(Records from a dataset)
*** Block opens ***
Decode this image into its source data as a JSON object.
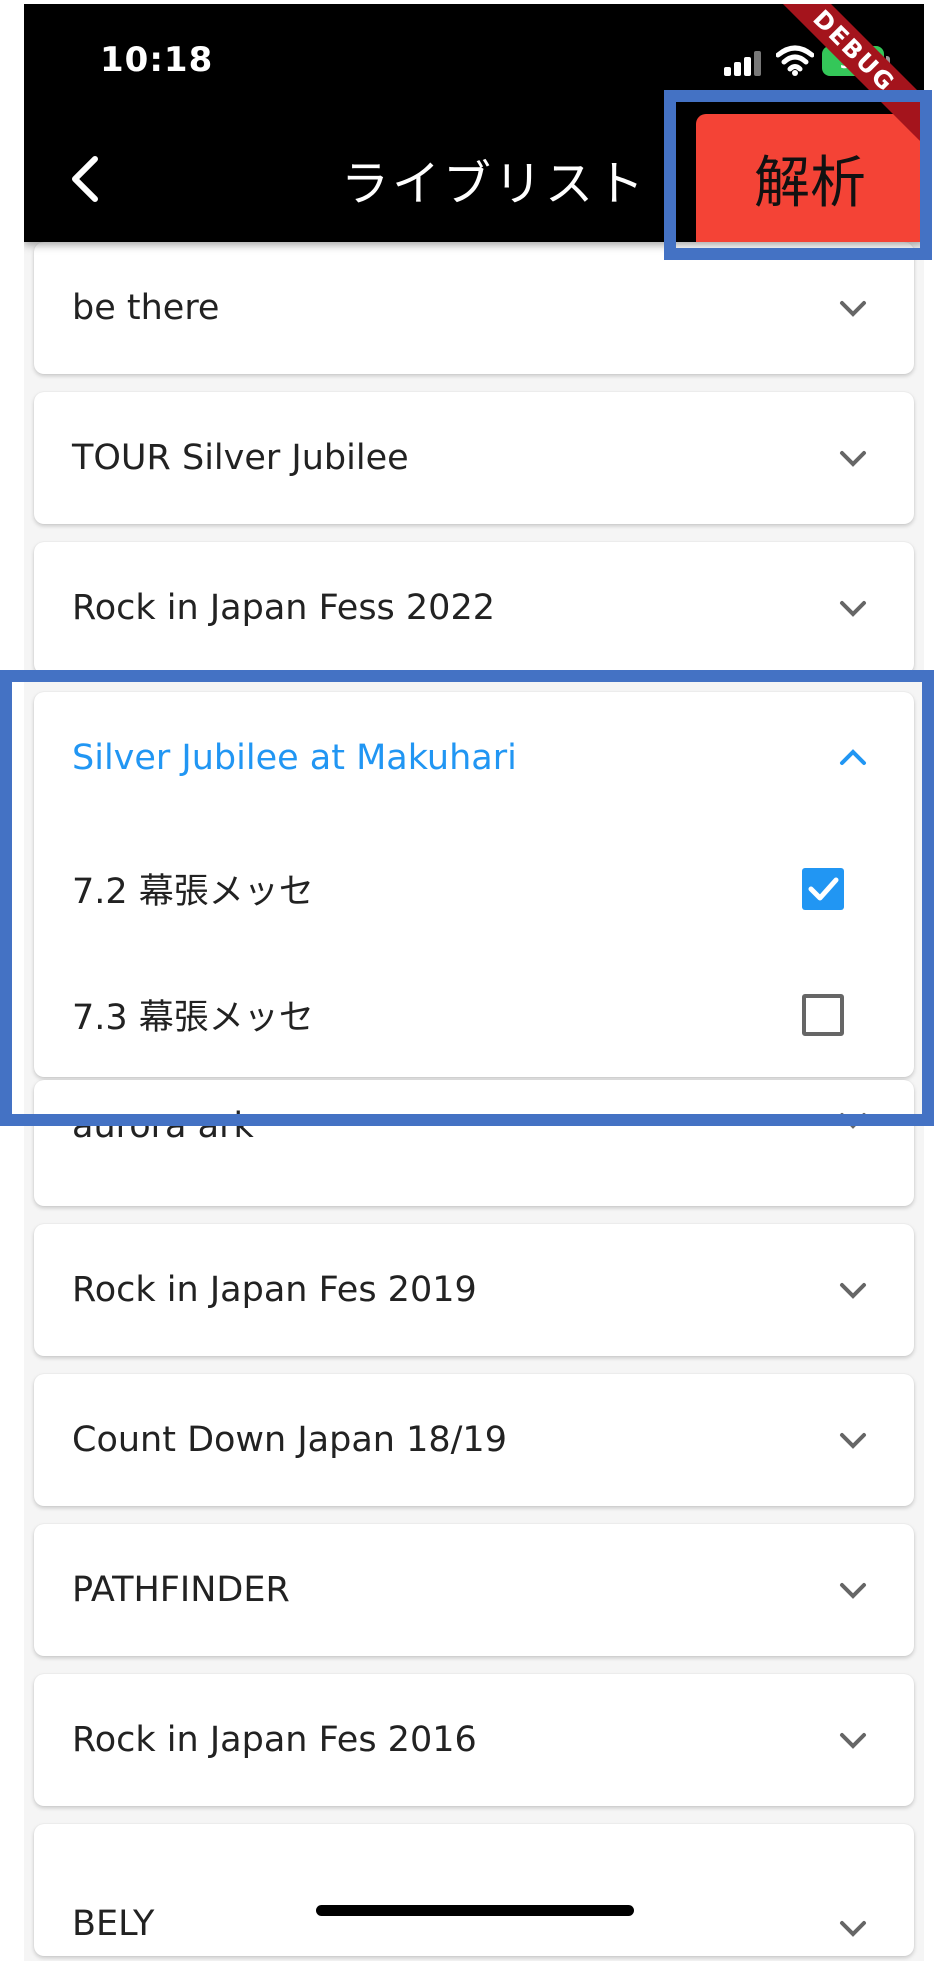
{
  "status_bar": {
    "time": "10:18",
    "battery": "97"
  },
  "app_bar": {
    "title": "ライブリスト",
    "action_label": "解析",
    "debug_banner": "DEBUG"
  },
  "lives": [
    {
      "title": "be there",
      "expanded": false
    },
    {
      "title": "TOUR Silver Jubilee",
      "expanded": false
    },
    {
      "title": "Rock in Japan Fess 2022",
      "expanded": false
    },
    {
      "title": "Silver Jubilee at Makuhari",
      "expanded": true,
      "dates": [
        {
          "label": "7.2 幕張メッセ",
          "checked": true
        },
        {
          "label": "7.3 幕張メッセ",
          "checked": false
        }
      ]
    },
    {
      "title": "aurora ark",
      "expanded": false
    },
    {
      "title": "Rock in Japan Fes 2019",
      "expanded": false
    },
    {
      "title": "Count Down Japan 18/19",
      "expanded": false
    },
    {
      "title": "PATHFINDER",
      "expanded": false
    },
    {
      "title": "Rock in Japan Fes 2016",
      "expanded": false
    },
    {
      "title": "BELY",
      "expanded": false
    }
  ],
  "colors": {
    "accent": "#2196f3",
    "action_button": "#f44336",
    "highlight_box": "#4472c4",
    "app_bar": "#000000"
  }
}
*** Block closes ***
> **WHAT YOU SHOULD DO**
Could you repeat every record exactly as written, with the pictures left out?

> **SOLUTION BELOW**
Decode this image into its source data as a JSON object.
{
  "status_bar": {
    "time": "10:18",
    "battery": "97"
  },
  "app_bar": {
    "title": "ライブリスト",
    "action_label": "解析",
    "debug_banner": "DEBUG"
  },
  "lives": [
    {
      "title": "be there",
      "expanded": false
    },
    {
      "title": "TOUR Silver Jubilee",
      "expanded": false
    },
    {
      "title": "Rock in Japan Fess 2022",
      "expanded": false
    },
    {
      "title": "Silver Jubilee at Makuhari",
      "expanded": true,
      "dates": [
        {
          "label": "7.2 幕張メッセ",
          "checked": true
        },
        {
          "label": "7.3 幕張メッセ",
          "checked": false
        }
      ]
    },
    {
      "title": "aurora ark",
      "expanded": false
    },
    {
      "title": "Rock in Japan Fes 2019",
      "expanded": false
    },
    {
      "title": "Count Down Japan 18/19",
      "expanded": false
    },
    {
      "title": "PATHFINDER",
      "expanded": false
    },
    {
      "title": "Rock in Japan Fes 2016",
      "expanded": false
    },
    {
      "title": "BELY",
      "expanded": false
    }
  ],
  "colors": {
    "accent": "#2196f3",
    "action_button": "#f44336",
    "highlight_box": "#4472c4",
    "app_bar": "#000000"
  }
}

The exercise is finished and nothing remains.